Exercise brief
In the entries that follow, which lines hold the string "icon"? List them.

Task data
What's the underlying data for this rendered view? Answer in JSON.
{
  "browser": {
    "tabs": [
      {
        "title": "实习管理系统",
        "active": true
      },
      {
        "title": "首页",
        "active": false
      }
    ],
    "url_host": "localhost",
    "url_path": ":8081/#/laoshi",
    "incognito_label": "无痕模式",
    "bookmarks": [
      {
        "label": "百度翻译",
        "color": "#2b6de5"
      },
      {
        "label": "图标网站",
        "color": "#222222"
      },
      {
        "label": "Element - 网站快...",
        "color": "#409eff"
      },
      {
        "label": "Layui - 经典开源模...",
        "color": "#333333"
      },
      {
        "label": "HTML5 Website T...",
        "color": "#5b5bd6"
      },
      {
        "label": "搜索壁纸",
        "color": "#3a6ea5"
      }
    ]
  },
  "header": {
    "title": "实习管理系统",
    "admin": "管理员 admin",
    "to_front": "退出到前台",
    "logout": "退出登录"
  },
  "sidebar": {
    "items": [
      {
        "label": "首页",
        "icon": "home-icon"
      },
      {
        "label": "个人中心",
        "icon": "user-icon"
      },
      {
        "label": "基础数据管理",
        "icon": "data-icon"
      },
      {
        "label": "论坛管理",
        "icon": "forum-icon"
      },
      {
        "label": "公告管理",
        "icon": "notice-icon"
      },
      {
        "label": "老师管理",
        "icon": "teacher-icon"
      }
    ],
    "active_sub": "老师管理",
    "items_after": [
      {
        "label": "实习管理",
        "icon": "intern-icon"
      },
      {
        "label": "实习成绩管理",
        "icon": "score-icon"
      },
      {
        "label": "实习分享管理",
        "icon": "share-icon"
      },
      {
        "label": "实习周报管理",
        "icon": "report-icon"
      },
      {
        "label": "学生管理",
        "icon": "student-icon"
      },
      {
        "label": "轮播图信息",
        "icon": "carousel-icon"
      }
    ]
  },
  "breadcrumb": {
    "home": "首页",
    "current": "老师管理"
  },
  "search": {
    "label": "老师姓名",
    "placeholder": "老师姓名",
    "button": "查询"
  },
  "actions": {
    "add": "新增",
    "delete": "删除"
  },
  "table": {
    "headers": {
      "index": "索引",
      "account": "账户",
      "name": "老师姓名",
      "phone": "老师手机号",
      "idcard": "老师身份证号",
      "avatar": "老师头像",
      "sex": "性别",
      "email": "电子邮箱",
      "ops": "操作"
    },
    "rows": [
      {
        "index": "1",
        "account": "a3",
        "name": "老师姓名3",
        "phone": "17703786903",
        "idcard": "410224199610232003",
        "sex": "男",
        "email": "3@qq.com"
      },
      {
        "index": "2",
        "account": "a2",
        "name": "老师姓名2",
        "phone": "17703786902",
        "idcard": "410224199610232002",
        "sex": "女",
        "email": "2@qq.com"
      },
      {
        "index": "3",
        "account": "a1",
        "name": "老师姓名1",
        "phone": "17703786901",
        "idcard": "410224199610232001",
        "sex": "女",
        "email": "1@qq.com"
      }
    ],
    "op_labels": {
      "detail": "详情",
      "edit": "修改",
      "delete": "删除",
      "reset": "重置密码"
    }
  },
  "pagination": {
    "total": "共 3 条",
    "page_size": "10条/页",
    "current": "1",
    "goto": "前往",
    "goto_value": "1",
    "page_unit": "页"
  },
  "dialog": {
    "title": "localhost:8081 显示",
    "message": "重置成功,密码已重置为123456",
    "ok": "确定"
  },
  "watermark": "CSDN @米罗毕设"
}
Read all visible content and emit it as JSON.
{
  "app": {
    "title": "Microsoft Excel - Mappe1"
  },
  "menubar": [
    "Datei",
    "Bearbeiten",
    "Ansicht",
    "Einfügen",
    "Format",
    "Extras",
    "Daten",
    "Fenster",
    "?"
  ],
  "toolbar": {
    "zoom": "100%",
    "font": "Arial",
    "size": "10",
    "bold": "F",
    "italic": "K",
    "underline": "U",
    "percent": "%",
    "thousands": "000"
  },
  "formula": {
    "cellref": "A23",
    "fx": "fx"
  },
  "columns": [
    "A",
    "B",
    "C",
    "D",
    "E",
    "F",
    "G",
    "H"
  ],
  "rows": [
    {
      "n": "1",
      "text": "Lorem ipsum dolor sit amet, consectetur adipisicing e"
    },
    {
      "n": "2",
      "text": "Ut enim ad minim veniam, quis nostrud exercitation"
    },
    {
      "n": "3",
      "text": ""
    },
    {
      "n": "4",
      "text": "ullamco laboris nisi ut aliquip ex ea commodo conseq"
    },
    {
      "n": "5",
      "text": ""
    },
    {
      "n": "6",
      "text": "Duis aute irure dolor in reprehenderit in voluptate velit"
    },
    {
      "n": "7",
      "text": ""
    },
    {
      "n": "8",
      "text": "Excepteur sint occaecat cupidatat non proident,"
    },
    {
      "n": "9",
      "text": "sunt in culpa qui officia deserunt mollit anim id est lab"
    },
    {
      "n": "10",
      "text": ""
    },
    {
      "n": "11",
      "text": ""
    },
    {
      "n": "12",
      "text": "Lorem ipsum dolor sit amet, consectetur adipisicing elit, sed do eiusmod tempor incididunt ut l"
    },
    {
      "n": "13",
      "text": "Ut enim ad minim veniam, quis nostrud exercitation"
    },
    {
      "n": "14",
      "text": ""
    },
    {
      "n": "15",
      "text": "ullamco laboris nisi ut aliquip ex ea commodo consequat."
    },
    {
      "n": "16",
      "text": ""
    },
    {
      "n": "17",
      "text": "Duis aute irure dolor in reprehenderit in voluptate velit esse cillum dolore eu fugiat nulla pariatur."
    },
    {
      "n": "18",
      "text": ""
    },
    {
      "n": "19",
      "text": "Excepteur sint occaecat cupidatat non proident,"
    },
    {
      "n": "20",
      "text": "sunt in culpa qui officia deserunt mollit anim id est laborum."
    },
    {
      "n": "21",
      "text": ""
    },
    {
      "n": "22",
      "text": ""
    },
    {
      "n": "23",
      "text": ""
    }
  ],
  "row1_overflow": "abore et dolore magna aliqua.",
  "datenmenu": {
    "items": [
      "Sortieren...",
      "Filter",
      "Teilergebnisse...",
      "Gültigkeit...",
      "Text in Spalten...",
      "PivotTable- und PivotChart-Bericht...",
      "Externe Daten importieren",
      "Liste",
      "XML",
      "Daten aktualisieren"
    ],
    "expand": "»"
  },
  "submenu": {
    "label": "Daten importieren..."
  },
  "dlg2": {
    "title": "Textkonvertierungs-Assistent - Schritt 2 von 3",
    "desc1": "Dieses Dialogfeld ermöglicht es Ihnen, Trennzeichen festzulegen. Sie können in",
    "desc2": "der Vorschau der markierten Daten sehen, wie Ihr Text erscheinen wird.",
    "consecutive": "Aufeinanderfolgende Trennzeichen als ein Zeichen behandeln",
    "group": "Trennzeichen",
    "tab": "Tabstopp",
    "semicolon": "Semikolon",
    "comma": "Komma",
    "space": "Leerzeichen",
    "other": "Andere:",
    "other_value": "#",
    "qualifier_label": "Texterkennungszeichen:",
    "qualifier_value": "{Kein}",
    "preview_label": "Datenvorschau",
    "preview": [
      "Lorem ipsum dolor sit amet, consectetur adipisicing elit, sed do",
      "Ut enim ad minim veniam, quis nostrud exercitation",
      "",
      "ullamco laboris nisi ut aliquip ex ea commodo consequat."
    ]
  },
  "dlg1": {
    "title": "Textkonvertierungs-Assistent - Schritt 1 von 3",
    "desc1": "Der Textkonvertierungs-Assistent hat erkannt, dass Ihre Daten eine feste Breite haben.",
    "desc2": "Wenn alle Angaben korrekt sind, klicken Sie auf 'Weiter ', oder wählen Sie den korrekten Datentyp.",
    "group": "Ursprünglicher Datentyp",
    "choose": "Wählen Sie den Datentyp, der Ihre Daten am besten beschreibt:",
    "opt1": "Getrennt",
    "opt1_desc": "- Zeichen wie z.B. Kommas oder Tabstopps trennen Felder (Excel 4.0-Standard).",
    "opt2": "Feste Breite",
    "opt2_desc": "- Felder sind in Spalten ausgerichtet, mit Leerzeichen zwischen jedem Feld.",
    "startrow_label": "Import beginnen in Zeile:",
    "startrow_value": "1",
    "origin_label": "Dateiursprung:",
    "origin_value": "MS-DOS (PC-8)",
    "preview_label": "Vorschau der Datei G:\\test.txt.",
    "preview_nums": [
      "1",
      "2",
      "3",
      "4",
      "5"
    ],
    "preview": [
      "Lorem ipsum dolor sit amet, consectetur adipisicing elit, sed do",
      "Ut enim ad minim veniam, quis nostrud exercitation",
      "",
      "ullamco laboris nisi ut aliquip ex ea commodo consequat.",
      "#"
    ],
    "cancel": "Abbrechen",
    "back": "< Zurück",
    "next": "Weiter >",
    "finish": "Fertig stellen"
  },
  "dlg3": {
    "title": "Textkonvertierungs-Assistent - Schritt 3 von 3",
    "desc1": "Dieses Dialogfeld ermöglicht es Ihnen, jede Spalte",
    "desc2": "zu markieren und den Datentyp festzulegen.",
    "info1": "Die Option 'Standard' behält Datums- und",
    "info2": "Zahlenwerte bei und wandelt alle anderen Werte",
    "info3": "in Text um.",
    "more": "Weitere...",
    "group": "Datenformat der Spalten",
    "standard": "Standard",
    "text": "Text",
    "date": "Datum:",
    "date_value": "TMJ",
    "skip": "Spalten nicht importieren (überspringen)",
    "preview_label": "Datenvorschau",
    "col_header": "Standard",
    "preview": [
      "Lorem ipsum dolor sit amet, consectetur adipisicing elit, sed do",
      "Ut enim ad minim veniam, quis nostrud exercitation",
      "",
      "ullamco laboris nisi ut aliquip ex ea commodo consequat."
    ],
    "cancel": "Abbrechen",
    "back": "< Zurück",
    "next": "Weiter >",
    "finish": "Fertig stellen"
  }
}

Reply
        "icon": "home-icon"
        "icon": "user-icon"
        "icon": "data-icon"
        "icon": "forum-icon"
        "icon": "notice-icon"
        "icon": "teacher-icon"
        "icon": "intern-icon"
        "icon": "score-icon"
        "icon": "share-icon"
        "icon": "report-icon"
        "icon": "student-icon"
        "icon": "carousel-icon"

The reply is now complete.